## TASK TO COMPLETE
Find the lines below that contain the string "Bebidas". Copy each one.
START INFORMATION SUPPLIED
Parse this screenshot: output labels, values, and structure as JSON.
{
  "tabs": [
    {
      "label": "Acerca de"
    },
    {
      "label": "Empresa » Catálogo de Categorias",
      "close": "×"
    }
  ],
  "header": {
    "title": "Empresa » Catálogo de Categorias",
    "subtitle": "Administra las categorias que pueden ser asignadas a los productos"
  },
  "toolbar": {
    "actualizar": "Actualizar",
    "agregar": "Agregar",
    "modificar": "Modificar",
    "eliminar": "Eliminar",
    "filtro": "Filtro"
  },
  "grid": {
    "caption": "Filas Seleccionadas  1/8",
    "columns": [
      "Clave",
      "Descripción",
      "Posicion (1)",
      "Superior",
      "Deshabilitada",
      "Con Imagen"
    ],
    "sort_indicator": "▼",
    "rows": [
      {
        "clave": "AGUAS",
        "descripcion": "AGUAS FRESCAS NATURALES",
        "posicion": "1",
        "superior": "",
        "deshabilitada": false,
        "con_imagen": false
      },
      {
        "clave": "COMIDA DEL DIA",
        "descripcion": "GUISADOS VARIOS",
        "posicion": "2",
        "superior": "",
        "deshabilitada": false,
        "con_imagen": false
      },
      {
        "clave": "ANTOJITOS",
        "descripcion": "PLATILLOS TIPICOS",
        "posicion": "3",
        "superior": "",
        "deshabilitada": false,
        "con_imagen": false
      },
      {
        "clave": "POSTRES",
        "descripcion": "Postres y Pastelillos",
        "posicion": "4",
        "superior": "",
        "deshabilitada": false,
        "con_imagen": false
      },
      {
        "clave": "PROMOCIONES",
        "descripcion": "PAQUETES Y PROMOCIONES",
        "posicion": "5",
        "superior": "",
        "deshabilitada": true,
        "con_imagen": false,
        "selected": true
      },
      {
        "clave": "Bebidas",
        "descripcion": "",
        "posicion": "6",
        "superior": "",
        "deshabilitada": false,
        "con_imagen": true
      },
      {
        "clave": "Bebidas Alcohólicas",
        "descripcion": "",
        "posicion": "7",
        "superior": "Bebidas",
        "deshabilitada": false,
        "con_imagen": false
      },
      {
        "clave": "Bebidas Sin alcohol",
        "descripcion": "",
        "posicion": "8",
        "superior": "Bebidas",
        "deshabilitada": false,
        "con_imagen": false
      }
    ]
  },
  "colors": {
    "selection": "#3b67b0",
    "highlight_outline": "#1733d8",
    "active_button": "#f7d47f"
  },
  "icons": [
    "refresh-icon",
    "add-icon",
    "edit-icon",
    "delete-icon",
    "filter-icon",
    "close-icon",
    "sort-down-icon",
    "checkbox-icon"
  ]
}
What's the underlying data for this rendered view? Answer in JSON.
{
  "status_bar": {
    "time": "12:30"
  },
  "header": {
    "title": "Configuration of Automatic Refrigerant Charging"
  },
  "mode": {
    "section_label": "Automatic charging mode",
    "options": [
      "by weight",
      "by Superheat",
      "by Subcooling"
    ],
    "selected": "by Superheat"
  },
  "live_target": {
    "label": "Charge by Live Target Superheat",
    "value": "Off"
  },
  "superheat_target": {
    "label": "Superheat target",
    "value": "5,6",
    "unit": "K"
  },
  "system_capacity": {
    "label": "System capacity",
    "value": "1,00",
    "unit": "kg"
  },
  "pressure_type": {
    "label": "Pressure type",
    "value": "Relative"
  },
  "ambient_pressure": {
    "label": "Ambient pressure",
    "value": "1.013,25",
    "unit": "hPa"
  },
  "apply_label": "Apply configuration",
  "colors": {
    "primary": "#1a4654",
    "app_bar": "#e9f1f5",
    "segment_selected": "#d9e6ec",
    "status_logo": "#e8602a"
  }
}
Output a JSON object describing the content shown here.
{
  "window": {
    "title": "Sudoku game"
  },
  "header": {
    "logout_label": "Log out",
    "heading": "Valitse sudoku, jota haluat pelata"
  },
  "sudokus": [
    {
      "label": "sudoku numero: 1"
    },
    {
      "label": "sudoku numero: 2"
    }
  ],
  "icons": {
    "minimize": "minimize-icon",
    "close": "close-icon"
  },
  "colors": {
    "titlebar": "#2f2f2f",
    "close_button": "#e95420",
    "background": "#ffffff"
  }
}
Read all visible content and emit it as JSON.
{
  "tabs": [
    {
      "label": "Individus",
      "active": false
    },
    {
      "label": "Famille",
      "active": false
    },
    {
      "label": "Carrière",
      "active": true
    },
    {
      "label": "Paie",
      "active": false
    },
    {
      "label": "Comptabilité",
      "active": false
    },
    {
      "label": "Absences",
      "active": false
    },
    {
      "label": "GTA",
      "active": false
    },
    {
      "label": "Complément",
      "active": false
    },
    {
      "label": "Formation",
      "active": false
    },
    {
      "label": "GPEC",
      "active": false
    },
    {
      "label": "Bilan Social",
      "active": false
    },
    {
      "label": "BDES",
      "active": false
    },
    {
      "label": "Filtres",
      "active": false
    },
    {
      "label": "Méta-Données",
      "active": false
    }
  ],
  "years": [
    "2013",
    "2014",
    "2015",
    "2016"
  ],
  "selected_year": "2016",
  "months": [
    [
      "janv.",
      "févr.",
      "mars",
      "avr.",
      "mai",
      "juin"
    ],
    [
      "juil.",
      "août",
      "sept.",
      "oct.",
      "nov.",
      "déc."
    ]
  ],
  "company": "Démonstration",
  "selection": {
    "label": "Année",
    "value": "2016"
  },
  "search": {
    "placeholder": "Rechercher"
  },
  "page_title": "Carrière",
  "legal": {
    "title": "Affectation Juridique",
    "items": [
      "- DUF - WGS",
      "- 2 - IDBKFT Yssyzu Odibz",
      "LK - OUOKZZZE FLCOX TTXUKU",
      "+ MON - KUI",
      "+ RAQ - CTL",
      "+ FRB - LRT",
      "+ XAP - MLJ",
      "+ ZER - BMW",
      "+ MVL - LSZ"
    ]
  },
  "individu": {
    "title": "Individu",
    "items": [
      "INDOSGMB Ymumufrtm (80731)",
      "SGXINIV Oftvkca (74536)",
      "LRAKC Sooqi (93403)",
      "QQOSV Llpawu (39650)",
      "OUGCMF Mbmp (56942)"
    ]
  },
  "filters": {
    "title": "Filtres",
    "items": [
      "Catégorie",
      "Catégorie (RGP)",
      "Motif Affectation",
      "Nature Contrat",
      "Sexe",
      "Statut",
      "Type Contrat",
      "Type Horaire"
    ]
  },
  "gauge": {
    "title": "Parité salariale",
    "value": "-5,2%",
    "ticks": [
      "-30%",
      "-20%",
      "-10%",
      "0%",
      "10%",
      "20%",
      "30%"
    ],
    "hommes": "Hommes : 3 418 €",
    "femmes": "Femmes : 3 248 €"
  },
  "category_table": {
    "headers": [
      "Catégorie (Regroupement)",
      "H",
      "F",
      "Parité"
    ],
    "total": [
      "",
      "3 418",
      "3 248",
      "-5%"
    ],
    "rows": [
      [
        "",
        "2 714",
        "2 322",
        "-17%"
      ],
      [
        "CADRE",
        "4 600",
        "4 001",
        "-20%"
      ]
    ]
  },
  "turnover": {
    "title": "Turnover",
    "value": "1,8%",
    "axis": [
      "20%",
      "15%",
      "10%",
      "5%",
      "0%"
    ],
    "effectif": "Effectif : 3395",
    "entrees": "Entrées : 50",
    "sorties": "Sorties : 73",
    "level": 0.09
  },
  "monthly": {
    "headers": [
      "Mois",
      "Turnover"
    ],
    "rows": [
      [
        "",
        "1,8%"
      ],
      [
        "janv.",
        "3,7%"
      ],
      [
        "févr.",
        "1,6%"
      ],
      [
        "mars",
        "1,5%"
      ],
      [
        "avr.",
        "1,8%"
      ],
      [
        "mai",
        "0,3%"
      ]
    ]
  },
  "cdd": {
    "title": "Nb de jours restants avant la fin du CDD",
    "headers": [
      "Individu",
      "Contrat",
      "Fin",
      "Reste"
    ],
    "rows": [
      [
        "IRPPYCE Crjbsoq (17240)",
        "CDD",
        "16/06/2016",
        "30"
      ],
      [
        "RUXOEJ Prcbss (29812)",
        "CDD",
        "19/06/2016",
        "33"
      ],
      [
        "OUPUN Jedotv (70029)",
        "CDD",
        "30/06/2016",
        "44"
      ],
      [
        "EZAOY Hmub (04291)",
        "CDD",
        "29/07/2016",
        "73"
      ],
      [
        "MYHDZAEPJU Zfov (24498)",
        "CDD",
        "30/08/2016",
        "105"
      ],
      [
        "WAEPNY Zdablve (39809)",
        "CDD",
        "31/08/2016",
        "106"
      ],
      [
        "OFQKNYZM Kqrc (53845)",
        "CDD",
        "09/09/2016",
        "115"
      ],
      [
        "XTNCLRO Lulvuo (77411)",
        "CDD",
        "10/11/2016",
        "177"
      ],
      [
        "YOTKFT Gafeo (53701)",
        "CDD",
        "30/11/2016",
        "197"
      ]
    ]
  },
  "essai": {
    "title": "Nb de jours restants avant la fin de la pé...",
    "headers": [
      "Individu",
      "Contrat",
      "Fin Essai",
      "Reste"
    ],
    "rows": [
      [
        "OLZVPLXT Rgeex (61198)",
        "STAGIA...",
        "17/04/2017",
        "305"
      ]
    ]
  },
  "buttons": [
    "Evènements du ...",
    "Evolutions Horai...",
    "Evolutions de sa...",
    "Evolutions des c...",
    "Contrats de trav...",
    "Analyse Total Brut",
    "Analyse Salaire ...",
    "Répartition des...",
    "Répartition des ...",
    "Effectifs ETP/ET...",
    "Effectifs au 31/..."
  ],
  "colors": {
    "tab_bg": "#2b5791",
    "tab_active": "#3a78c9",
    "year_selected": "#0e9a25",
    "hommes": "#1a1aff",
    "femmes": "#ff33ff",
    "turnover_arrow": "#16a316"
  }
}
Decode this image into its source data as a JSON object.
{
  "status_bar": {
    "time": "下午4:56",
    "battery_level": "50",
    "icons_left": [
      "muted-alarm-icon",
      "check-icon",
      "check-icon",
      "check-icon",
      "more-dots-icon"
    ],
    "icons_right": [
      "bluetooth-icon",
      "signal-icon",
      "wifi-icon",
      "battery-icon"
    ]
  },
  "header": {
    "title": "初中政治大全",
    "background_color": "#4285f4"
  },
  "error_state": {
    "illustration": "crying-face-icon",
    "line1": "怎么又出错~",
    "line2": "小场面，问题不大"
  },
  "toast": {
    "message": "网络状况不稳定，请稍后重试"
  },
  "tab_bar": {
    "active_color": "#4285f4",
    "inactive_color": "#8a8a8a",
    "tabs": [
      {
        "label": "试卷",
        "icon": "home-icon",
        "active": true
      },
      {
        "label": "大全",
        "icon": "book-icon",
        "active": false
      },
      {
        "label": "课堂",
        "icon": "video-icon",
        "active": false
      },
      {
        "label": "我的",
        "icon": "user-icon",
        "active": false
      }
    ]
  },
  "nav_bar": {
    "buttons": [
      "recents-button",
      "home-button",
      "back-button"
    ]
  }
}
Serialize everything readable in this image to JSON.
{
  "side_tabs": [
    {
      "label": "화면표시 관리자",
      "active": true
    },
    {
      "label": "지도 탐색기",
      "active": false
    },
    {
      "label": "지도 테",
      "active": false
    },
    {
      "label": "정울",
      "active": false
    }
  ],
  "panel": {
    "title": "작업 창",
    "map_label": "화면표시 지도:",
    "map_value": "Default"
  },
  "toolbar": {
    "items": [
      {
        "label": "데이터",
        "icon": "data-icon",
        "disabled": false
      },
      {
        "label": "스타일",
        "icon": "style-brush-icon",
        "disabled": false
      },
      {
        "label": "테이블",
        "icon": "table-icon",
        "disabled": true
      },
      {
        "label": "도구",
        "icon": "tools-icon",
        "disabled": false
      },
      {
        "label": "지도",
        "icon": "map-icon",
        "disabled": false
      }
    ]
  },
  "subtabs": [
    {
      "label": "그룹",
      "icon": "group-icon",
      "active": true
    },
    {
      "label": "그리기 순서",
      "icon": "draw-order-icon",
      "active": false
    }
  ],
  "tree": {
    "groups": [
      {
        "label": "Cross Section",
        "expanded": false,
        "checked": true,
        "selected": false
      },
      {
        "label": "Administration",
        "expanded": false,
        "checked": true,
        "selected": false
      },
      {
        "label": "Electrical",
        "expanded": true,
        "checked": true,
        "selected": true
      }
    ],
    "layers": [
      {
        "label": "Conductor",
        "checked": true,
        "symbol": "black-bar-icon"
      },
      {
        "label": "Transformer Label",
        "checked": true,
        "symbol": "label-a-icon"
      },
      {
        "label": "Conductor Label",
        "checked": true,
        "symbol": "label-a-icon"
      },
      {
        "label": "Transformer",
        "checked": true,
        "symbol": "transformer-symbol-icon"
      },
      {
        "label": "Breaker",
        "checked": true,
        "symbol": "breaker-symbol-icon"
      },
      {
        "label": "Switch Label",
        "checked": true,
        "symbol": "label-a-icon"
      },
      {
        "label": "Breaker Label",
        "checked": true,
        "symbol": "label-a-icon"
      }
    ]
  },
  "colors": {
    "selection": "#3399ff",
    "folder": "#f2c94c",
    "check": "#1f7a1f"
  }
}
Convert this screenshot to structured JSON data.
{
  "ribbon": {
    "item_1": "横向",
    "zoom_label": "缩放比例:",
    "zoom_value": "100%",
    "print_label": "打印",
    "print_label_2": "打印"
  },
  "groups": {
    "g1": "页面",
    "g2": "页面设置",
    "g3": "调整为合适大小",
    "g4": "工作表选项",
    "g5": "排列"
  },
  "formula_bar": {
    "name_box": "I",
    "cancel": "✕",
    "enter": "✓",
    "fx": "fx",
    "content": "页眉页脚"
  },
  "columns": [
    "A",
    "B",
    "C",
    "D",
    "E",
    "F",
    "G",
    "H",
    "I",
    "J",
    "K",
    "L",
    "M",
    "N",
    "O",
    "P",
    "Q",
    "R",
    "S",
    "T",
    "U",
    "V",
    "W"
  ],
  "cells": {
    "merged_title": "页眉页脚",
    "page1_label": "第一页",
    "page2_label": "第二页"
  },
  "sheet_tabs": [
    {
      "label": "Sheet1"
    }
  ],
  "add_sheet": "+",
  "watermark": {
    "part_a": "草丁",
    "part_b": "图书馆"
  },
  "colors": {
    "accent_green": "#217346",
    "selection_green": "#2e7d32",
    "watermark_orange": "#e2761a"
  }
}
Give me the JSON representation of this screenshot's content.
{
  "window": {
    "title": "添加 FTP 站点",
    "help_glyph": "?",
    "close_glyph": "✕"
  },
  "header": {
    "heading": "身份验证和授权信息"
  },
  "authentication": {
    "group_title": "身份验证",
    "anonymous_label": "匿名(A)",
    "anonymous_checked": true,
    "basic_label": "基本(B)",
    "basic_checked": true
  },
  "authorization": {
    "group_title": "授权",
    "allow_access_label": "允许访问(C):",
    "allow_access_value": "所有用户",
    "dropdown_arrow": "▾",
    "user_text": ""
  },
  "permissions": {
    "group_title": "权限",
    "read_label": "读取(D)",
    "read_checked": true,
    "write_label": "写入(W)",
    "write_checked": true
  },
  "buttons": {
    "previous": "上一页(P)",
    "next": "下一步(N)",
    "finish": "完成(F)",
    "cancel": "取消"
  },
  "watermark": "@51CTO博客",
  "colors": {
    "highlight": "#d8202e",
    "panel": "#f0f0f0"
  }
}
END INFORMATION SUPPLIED
## SOLUTION FOR THIS TASK
        "clave": "Bebidas",
        "clave": "Bebidas Alcohólicas",
        "superior": "Bebidas",
        "clave": "Bebidas Sin alcohol",
        "superior": "Bebidas",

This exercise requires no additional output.